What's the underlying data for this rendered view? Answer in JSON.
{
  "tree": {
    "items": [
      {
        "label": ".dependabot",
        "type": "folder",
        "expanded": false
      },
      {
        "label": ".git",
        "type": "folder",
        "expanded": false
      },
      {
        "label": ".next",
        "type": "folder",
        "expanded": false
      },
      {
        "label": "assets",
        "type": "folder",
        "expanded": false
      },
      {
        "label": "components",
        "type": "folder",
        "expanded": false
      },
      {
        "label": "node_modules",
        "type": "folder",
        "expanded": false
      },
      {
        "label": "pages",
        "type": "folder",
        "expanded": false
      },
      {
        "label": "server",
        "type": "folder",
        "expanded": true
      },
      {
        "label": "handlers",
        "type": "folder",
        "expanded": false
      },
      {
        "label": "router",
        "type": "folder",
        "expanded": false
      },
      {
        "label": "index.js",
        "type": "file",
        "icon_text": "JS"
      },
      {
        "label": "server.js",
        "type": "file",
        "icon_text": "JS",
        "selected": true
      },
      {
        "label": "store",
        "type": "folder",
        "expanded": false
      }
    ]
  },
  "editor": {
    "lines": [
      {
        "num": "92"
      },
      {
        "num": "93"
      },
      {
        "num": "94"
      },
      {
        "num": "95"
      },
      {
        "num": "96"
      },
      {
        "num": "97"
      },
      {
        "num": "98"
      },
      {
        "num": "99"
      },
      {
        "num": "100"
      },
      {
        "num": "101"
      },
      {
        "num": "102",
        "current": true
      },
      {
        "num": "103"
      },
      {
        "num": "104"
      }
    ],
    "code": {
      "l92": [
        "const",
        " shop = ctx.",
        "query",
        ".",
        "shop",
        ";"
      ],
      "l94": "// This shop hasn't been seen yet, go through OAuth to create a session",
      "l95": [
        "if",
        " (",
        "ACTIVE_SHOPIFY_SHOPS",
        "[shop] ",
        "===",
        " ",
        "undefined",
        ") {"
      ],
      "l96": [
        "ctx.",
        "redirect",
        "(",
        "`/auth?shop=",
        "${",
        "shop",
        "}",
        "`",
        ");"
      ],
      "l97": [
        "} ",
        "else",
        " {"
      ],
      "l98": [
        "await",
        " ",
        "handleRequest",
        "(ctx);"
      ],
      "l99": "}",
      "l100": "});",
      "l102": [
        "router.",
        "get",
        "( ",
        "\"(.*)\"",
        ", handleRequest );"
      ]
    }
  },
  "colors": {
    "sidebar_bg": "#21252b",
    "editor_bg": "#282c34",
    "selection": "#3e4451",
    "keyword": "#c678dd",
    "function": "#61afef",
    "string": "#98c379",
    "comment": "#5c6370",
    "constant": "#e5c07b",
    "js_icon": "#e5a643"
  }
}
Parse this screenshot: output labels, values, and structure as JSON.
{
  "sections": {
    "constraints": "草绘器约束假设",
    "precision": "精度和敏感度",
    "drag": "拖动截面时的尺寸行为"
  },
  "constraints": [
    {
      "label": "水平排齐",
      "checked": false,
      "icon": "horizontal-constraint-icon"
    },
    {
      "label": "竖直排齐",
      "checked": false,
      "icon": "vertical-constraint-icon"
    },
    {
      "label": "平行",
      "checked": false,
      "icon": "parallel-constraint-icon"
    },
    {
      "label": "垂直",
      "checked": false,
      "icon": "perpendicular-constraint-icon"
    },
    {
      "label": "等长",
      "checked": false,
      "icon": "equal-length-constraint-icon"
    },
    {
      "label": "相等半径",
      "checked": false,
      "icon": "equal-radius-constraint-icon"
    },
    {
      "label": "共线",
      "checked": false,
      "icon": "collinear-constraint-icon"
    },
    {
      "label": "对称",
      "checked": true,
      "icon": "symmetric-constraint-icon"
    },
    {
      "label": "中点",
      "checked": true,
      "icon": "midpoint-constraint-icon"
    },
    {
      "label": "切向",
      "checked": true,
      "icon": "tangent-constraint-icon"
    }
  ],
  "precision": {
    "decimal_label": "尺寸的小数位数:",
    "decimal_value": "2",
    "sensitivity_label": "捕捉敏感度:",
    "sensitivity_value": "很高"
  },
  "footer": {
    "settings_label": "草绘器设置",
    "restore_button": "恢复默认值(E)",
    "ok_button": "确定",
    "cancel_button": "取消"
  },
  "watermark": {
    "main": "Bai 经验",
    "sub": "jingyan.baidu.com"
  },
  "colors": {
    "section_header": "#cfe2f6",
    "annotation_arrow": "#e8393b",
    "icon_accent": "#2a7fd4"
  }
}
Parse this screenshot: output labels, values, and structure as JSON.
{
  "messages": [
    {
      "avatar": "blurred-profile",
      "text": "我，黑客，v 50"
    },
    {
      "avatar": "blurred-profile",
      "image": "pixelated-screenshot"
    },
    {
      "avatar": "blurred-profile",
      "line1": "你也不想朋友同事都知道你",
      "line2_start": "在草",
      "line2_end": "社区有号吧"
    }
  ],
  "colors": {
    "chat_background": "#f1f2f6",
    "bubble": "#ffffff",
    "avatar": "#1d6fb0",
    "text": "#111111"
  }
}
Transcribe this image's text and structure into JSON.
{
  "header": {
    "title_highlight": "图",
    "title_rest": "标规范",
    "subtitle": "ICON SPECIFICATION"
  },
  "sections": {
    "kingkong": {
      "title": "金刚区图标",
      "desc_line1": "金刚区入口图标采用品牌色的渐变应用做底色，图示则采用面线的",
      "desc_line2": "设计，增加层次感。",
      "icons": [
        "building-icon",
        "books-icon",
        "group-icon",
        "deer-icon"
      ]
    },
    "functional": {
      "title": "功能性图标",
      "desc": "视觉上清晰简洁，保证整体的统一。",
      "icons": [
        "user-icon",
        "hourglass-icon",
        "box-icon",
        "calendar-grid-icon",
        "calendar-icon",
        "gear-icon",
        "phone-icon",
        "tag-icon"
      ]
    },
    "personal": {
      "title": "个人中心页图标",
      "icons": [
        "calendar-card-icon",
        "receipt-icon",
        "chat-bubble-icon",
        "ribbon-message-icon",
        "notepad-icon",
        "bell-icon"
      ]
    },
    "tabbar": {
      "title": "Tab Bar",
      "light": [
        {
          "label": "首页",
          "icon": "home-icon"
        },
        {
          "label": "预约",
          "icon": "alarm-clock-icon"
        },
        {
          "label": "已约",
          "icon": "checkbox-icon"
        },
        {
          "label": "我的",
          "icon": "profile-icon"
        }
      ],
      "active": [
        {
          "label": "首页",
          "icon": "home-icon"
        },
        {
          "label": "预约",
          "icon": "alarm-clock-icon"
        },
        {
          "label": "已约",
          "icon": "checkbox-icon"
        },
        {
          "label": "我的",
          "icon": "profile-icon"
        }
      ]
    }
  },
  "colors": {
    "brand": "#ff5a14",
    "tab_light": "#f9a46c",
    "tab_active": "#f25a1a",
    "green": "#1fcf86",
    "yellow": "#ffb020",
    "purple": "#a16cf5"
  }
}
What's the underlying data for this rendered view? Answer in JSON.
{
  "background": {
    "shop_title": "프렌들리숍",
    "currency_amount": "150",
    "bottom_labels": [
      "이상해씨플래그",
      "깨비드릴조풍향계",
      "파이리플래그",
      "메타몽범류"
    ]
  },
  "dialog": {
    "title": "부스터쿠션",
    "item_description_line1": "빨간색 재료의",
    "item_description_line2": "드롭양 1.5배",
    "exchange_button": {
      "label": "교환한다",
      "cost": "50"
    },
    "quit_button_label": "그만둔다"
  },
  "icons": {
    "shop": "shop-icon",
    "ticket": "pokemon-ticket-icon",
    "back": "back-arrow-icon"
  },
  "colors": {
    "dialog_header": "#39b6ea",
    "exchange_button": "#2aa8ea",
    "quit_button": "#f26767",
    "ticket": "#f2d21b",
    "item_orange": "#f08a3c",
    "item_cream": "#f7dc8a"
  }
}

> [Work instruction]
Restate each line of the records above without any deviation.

> [Solved exercise]
What's the underlying data for this rendered view? Answer in JSON.
{
  "tree": {
    "items": [
      {
        "label": ".dependabot",
        "type": "folder",
        "expanded": false
      },
      {
        "label": ".git",
        "type": "folder",
        "expanded": false
      },
      {
        "label": ".next",
        "type": "folder",
        "expanded": false
      },
      {
        "label": "assets",
        "type": "folder",
        "expanded": false
      },
      {
        "label": "components",
        "type": "folder",
        "expanded": false
      },
      {
        "label": "node_modules",
        "type": "folder",
        "expanded": false
      },
      {
        "label": "pages",
        "type": "folder",
        "expanded": false
      },
      {
        "label": "server",
        "type": "folder",
        "expanded": true
      },
      {
        "label": "handlers",
        "type": "folder",
        "expanded": false
      },
      {
        "label": "router",
        "type": "folder",
        "expanded": false
      },
      {
        "label": "index.js",
        "type": "file",
        "icon_text": "JS"
      },
      {
        "label": "server.js",
        "type": "file",
        "icon_text": "JS",
        "selected": true
      },
      {
        "label": "store",
        "type": "folder",
        "expanded": false
      }
    ]
  },
  "editor": {
    "lines": [
      {
        "num": "92"
      },
      {
        "num": "93"
      },
      {
        "num": "94"
      },
      {
        "num": "95"
      },
      {
        "num": "96"
      },
      {
        "num": "97"
      },
      {
        "num": "98"
      },
      {
        "num": "99"
      },
      {
        "num": "100"
      },
      {
        "num": "101"
      },
      {
        "num": "102",
        "current": true
      },
      {
        "num": "103"
      },
      {
        "num": "104"
      }
    ],
    "code": {
      "l92": [
        "const",
        " shop = ctx.",
        "query",
        ".",
        "shop",
        ";"
      ],
      "l94": "// This shop hasn't been seen yet, go through OAuth to create a session",
      "l95": [
        "if",
        " (",
        "ACTIVE_SHOPIFY_SHOPS",
        "[shop] ",
        "===",
        " ",
        "undefined",
        ") {"
      ],
      "l96": [
        "ctx.",
        "redirect",
        "(",
        "`/auth?shop=",
        "${",
        "shop",
        "}",
        "`",
        ");"
      ],
      "l97": [
        "} ",
        "else",
        " {"
      ],
      "l98": [
        "await",
        " ",
        "handleRequest",
        "(ctx);"
      ],
      "l99": "}",
      "l100": "});",
      "l102": [
        "router.",
        "get",
        "( ",
        "\"(.*)\"",
        ", handleRequest );"
      ]
    }
  },
  "colors": {
    "sidebar_bg": "#21252b",
    "editor_bg": "#282c34",
    "selection": "#3e4451",
    "keyword": "#c678dd",
    "function": "#61afef",
    "string": "#98c379",
    "comment": "#5c6370",
    "constant": "#e5c07b",
    "js_icon": "#e5a643"
  }
}
Parse this screenshot: output labels, values, and structure as JSON.
{
  "sections": {
    "constraints": "草绘器约束假设",
    "precision": "精度和敏感度",
    "drag": "拖动截面时的尺寸行为"
  },
  "constraints": [
    {
      "label": "水平排齐",
      "checked": false,
      "icon": "horizontal-constraint-icon"
    },
    {
      "label": "竖直排齐",
      "checked": false,
      "icon": "vertical-constraint-icon"
    },
    {
      "label": "平行",
      "checked": false,
      "icon": "parallel-constraint-icon"
    },
    {
      "label": "垂直",
      "checked": false,
      "icon": "perpendicular-constraint-icon"
    },
    {
      "label": "等长",
      "checked": false,
      "icon": "equal-length-constraint-icon"
    },
    {
      "label": "相等半径",
      "checked": false,
      "icon": "equal-radius-constraint-icon"
    },
    {
      "label": "共线",
      "checked": false,
      "icon": "collinear-constraint-icon"
    },
    {
      "label": "对称",
      "checked": true,
      "icon": "symmetric-constraint-icon"
    },
    {
      "label": "中点",
      "checked": true,
      "icon": "midpoint-constraint-icon"
    },
    {
      "label": "切向",
      "checked": true,
      "icon": "tangent-constraint-icon"
    }
  ],
  "precision": {
    "decimal_label": "尺寸的小数位数:",
    "decimal_value": "2",
    "sensitivity_label": "捕捉敏感度:",
    "sensitivity_value": "很高"
  },
  "footer": {
    "settings_label": "草绘器设置",
    "restore_button": "恢复默认值(E)",
    "ok_button": "确定",
    "cancel_button": "取消"
  },
  "watermark": {
    "main": "Bai 经验",
    "sub": "jingyan.baidu.com"
  },
  "colors": {
    "section_header": "#cfe2f6",
    "annotation_arrow": "#e8393b",
    "icon_accent": "#2a7fd4"
  }
}
Parse this screenshot: output labels, values, and structure as JSON.
{
  "messages": [
    {
      "avatar": "blurred-profile",
      "text": "我，黑客，v 50"
    },
    {
      "avatar": "blurred-profile",
      "image": "pixelated-screenshot"
    },
    {
      "avatar": "blurred-profile",
      "line1": "你也不想朋友同事都知道你",
      "line2_start": "在草",
      "line2_end": "社区有号吧"
    }
  ],
  "colors": {
    "chat_background": "#f1f2f6",
    "bubble": "#ffffff",
    "avatar": "#1d6fb0",
    "text": "#111111"
  }
}
Transcribe this image's text and structure into JSON.
{
  "header": {
    "title_highlight": "图",
    "title_rest": "标规范",
    "subtitle": "ICON SPECIFICATION"
  },
  "sections": {
    "kingkong": {
      "title": "金刚区图标",
      "desc_line1": "金刚区入口图标采用品牌色的渐变应用做底色，图示则采用面线的",
      "desc_line2": "设计，增加层次感。",
      "icons": [
        "building-icon",
        "books-icon",
        "group-icon",
        "deer-icon"
      ]
    },
    "functional": {
      "title": "功能性图标",
      "desc": "视觉上清晰简洁，保证整体的统一。",
      "icons": [
        "user-icon",
        "hourglass-icon",
        "box-icon",
        "calendar-grid-icon",
        "calendar-icon",
        "gear-icon",
        "phone-icon",
        "tag-icon"
      ]
    },
    "personal": {
      "title": "个人中心页图标",
      "icons": [
        "calendar-card-icon",
        "receipt-icon",
        "chat-bubble-icon",
        "ribbon-message-icon",
        "notepad-icon",
        "bell-icon"
      ]
    },
    "tabbar": {
      "title": "Tab Bar",
      "light": [
        {
          "label": "首页",
          "icon": "home-icon"
        },
        {
          "label": "预约",
          "icon": "alarm-clock-icon"
        },
        {
          "label": "已约",
          "icon": "checkbox-icon"
        },
        {
          "label": "我的",
          "icon": "profile-icon"
        }
      ],
      "active": [
        {
          "label": "首页",
          "icon": "home-icon"
        },
        {
          "label": "预约",
          "icon": "alarm-clock-icon"
        },
        {
          "label": "已约",
          "icon": "checkbox-icon"
        },
        {
          "label": "我的",
          "icon": "profile-icon"
        }
      ]
    }
  },
  "colors": {
    "brand": "#ff5a14",
    "tab_light": "#f9a46c",
    "tab_active": "#f25a1a",
    "green": "#1fcf86",
    "yellow": "#ffb020",
    "purple": "#a16cf5"
  }
}
What's the underlying data for this rendered view? Answer in JSON.
{
  "background": {
    "shop_title": "프렌들리숍",
    "currency_amount": "150",
    "bottom_labels": [
      "이상해씨플래그",
      "깨비드릴조풍향계",
      "파이리플래그",
      "메타몽범류"
    ]
  },
  "dialog": {
    "title": "부스터쿠션",
    "item_description_line1": "빨간색 재료의",
    "item_description_line2": "드롭양 1.5배",
    "exchange_button": {
      "label": "교환한다",
      "cost": "50"
    },
    "quit_button_label": "그만둔다"
  },
  "icons": {
    "shop": "shop-icon",
    "ticket": "pokemon-ticket-icon",
    "back": "back-arrow-icon"
  },
  "colors": {
    "dialog_header": "#39b6ea",
    "exchange_button": "#2aa8ea",
    "quit_button": "#f26767",
    "ticket": "#f2d21b",
    "item_orange": "#f08a3c",
    "item_cream": "#f7dc8a"
  }
}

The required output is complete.